We can see whether variability along the PC is specific to the region of interest by comparing the region of interest to the surrounding genome. To do this, we will calculate the average loadings of a wide area surrounding the regions of interest.

wideGRList <- lapply(GRList, resize, width=14000, fix="center")
loadProfile <- lapply(wideGRList, function(x) getLoadingProfile(loadingMat=brcaLoadings1,
                                                                signalCoord=brcaMCoord1,
                                                                regionSet=x, 
                                                                PCsToAnnotate=PCsToAnnotate,
                                                                binNum=21))

We will normalize the result for each PC so we can better compare them. Here we normalize by subtracting the mean absolute loading of each PC from the region set profiles for the corresponding PC. Then we get the plot scale so we can easily compare the different profiles. These normalization steps are helpful for comparing the loading profiles but not necessarily required so it’s not essential that you understand the below code.

# average loading value from each PC to normalize so PCs can be compared with each other
avLoad <- apply(X=brcaLoadings1[, PCsToAnnotate], 
                MARGIN=2, 
                FUN=function(x) mean(abs(x)))

# normalize
loadProfile <- lapply(loadProfile, 
                      FUN=function(x) as.data.frame(mapply(FUN = function(y, z) x[, y] - z, 
                                                           y=PCsToAnnotate, z=avLoad)))
binID = 1:nrow(loadProfile[[1]])
loadProfile <- lapply(loadProfile, FUN=function(x) cbind(binID, x))

# for the plot scale
maxVal <- max(sapply(loadProfile, FUN=function(x) max(x[, PCsToAnnotate])))
minVal <- min(sapply(loadProfile, FUN=function(x) min(x[, PCsToAnnotate])))

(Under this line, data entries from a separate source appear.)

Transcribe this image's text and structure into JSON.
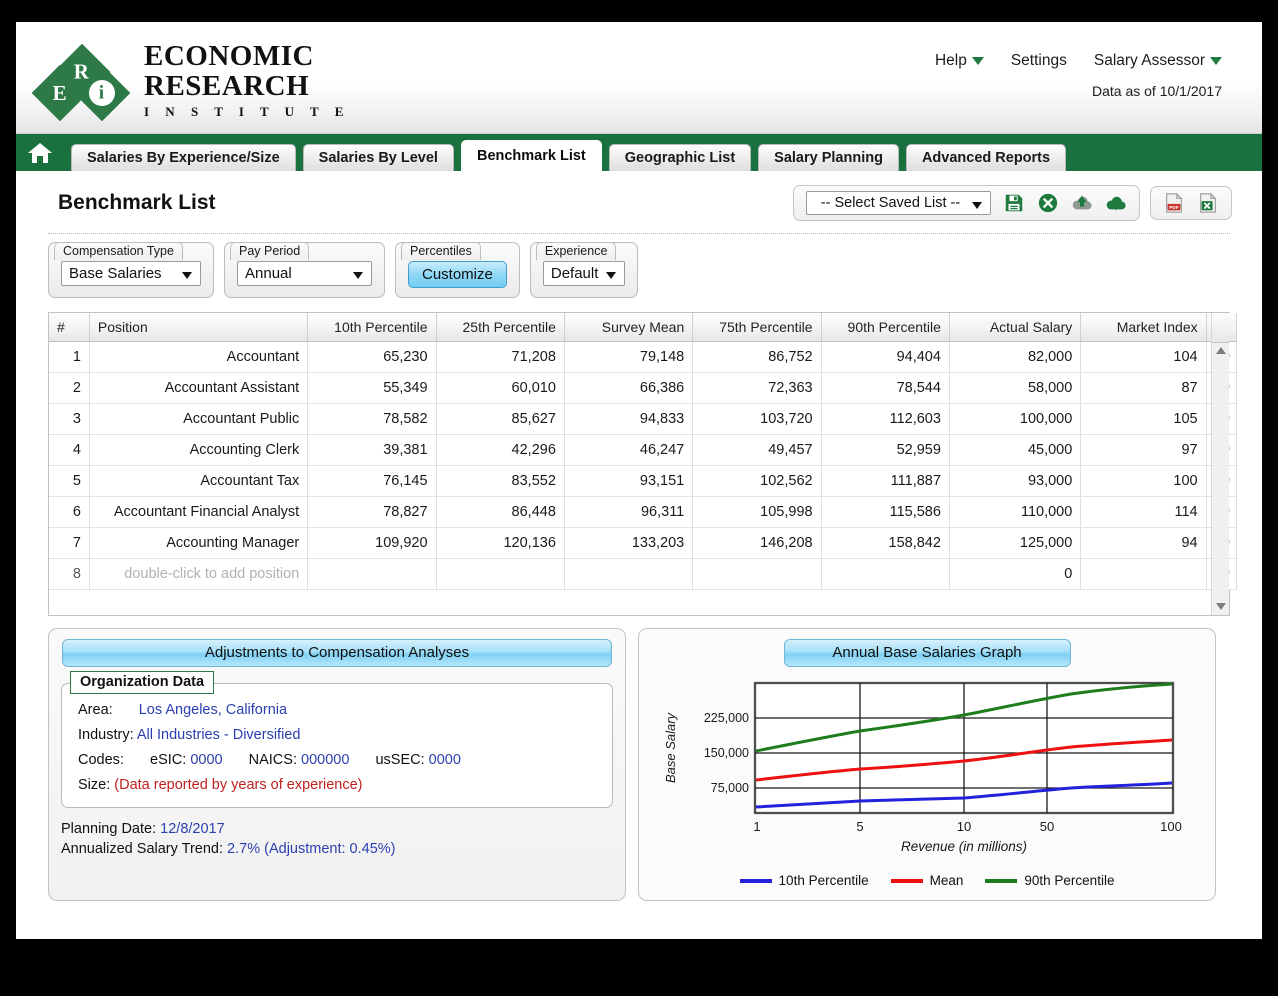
{
  "brand": {
    "name_line1": "ECONOMIC",
    "name_line2": "RESEARCH",
    "name_line3": "I N S T I T U T E",
    "mark_letters": [
      "R",
      "E",
      "i"
    ]
  },
  "header": {
    "help": "Help",
    "settings": "Settings",
    "product": "Salary Assessor",
    "data_as_of": "Data as of 10/1/2017"
  },
  "tabs": [
    {
      "label": "Salaries By Experience/Size",
      "active": false
    },
    {
      "label": "Salaries By Level",
      "active": false
    },
    {
      "label": "Benchmark List",
      "active": true
    },
    {
      "label": "Geographic List",
      "active": false
    },
    {
      "label": "Salary Planning",
      "active": false
    },
    {
      "label": "Advanced Reports",
      "active": false
    }
  ],
  "page": {
    "title": "Benchmark List"
  },
  "toolbar": {
    "saved_list_value": "-- Select Saved List --",
    "icons": [
      "save-icon",
      "delete-list-icon",
      "upload-icon",
      "download-icon",
      "pdf-export-icon",
      "excel-export-icon"
    ]
  },
  "filters": [
    {
      "label": "Compensation Type",
      "value": "Base Salaries",
      "type": "select"
    },
    {
      "label": "Pay Period",
      "value": "Annual",
      "type": "select"
    },
    {
      "label": "Percentiles",
      "value": "Customize",
      "type": "button"
    },
    {
      "label": "Experience",
      "value": "Default",
      "type": "select"
    }
  ],
  "table": {
    "columns": [
      "#",
      "Position",
      "10th Percentile",
      "25th Percentile",
      "Survey Mean",
      "75th Percentile",
      "90th Percentile",
      "Actual Salary",
      "Market Index"
    ],
    "delete_all_icon": "delete-all-icon",
    "rows": [
      {
        "num": "1",
        "position": "Accountant",
        "p10": "65,230",
        "p25": "71,208",
        "mean": "79,148",
        "p75": "86,752",
        "p90": "94,404",
        "actual": "82,000",
        "index": "104"
      },
      {
        "num": "2",
        "position": "Accountant Assistant",
        "p10": "55,349",
        "p25": "60,010",
        "mean": "66,386",
        "p75": "72,363",
        "p90": "78,544",
        "actual": "58,000",
        "index": "87"
      },
      {
        "num": "3",
        "position": "Accountant Public",
        "p10": "78,582",
        "p25": "85,627",
        "mean": "94,833",
        "p75": "103,720",
        "p90": "112,603",
        "actual": "100,000",
        "index": "105"
      },
      {
        "num": "4",
        "position": "Accounting Clerk",
        "p10": "39,381",
        "p25": "42,296",
        "mean": "46,247",
        "p75": "49,457",
        "p90": "52,959",
        "actual": "45,000",
        "index": "97"
      },
      {
        "num": "5",
        "position": "Accountant Tax",
        "p10": "76,145",
        "p25": "83,552",
        "mean": "93,151",
        "p75": "102,562",
        "p90": "111,887",
        "actual": "93,000",
        "index": "100"
      },
      {
        "num": "6",
        "position": "Accountant Financial Analyst",
        "p10": "78,827",
        "p25": "86,448",
        "mean": "96,311",
        "p75": "105,998",
        "p90": "115,586",
        "actual": "110,000",
        "index": "114"
      },
      {
        "num": "7",
        "position": "Accounting Manager",
        "p10": "109,920",
        "p25": "120,136",
        "mean": "133,203",
        "p75": "146,208",
        "p90": "158,842",
        "actual": "125,000",
        "index": "94",
        "actual_highlighted": true
      },
      {
        "num": "8",
        "position": "double-click to add position",
        "p10": "",
        "p25": "",
        "mean": "",
        "p75": "",
        "p90": "",
        "actual": "0",
        "index": "",
        "placeholder": true
      }
    ]
  },
  "adjustments": {
    "panel_title": "Adjustments to Compensation Analyses",
    "legend": "Organization Data",
    "area_label": "Area:",
    "area_value": "Los Angeles, California",
    "industry_label": "Industry:",
    "industry_value": "All Industries - Diversified",
    "codes_label": "Codes:",
    "esic_label": "eSIC:",
    "esic_value": "0000",
    "naics_label": "NAICS:",
    "naics_value": "000000",
    "ussec_label": "usSEC:",
    "ussec_value": "0000",
    "size_label": "Size:",
    "size_value": "(Data reported by years of experience)",
    "planning_date_label": "Planning Date:",
    "planning_date_value": "12/8/2017",
    "trend_label": "Annualized Salary Trend:",
    "trend_value": "2.7% (Adjustment: 0.45%)"
  },
  "graph_panel": {
    "panel_title": "Annual Base Salaries Graph"
  },
  "chart_data": {
    "type": "line",
    "title": "Annual Base Salaries Graph",
    "xlabel": "Revenue (in millions)",
    "ylabel": "Base Salary",
    "x_scale": "log",
    "x_ticks": [
      1,
      5,
      10,
      50,
      100
    ],
    "x_tick_labels": [
      "1",
      "5",
      "10",
      "50",
      "100"
    ],
    "y_ticks": [
      75000,
      150000,
      225000
    ],
    "y_tick_labels": [
      "75,000",
      "150,000",
      "225,000"
    ],
    "ylim": [
      30000,
      290000
    ],
    "xlim": [
      1,
      100
    ],
    "grid": true,
    "legend_position": "bottom",
    "series": [
      {
        "name": "10th Percentile",
        "color": "#2222dd",
        "x": [
          1,
          2,
          5,
          10,
          20,
          50,
          100
        ],
        "values": [
          43000,
          47000,
          52000,
          55000,
          61000,
          74000,
          80000
        ]
      },
      {
        "name": "Mean",
        "color": "#ee1111",
        "x": [
          1,
          2,
          5,
          10,
          20,
          50,
          100
        ],
        "values": [
          102000,
          112000,
          123000,
          130000,
          142000,
          158000,
          168000
        ]
      },
      {
        "name": "90th Percentile",
        "color": "#1d7d1d",
        "x": [
          1,
          2,
          5,
          10,
          20,
          50,
          100
        ],
        "values": [
          165000,
          184000,
          202000,
          213000,
          236000,
          262000,
          278000
        ]
      }
    ]
  },
  "colors": {
    "brand_green": "#1b7040",
    "accent_blue": "#7fd0f3",
    "link_blue": "#2b3fb0",
    "alert_red": "#c01f1f"
  }
}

# convert to long format for plots
loadProfile <- lapply(X=loadProfile, FUN=function(x) tidyr::gather(data=x, key="PC", value="loading_value", PCsToAnnotate))
loadProfile <- lapply(loadProfile, 
                      function(x){x$PC <- factor(x$PC, levels=PCsToAnnotate); return(x)})

Let’s look at the plots!

wrapper <- function(x, ...) paste(strwrap(x, ...), collapse="\n") 
profilePList <- list()
for (i in seq_along(loadProfile)) {
    
    thisRS <- loadProfile[[i]]
    
    profilePList[[i]] <- ggplot(data=thisRS, 
                                mapping=aes(x=binID , y=loading_value)) + 
        geom_line() + ylim(c(minVal, maxVal)) + facet_wrap(facets="PC") + 
        ggtitle(label=wrapper(regionSetName[i], width=30)) + 
        xlab("Genome around region set, 14 kb") + 
        ylab("Normalized loading value") + 
        theme(panel.grid.major.x=element_blank(), 
              panel.grid.minor.x=element_blank(), 
              axis.text.x=element_blank(), 
              axis.ticks.x=element_blank())
    profilePList[[i]]

}
profilePList[[1]]

profilePList[[2]]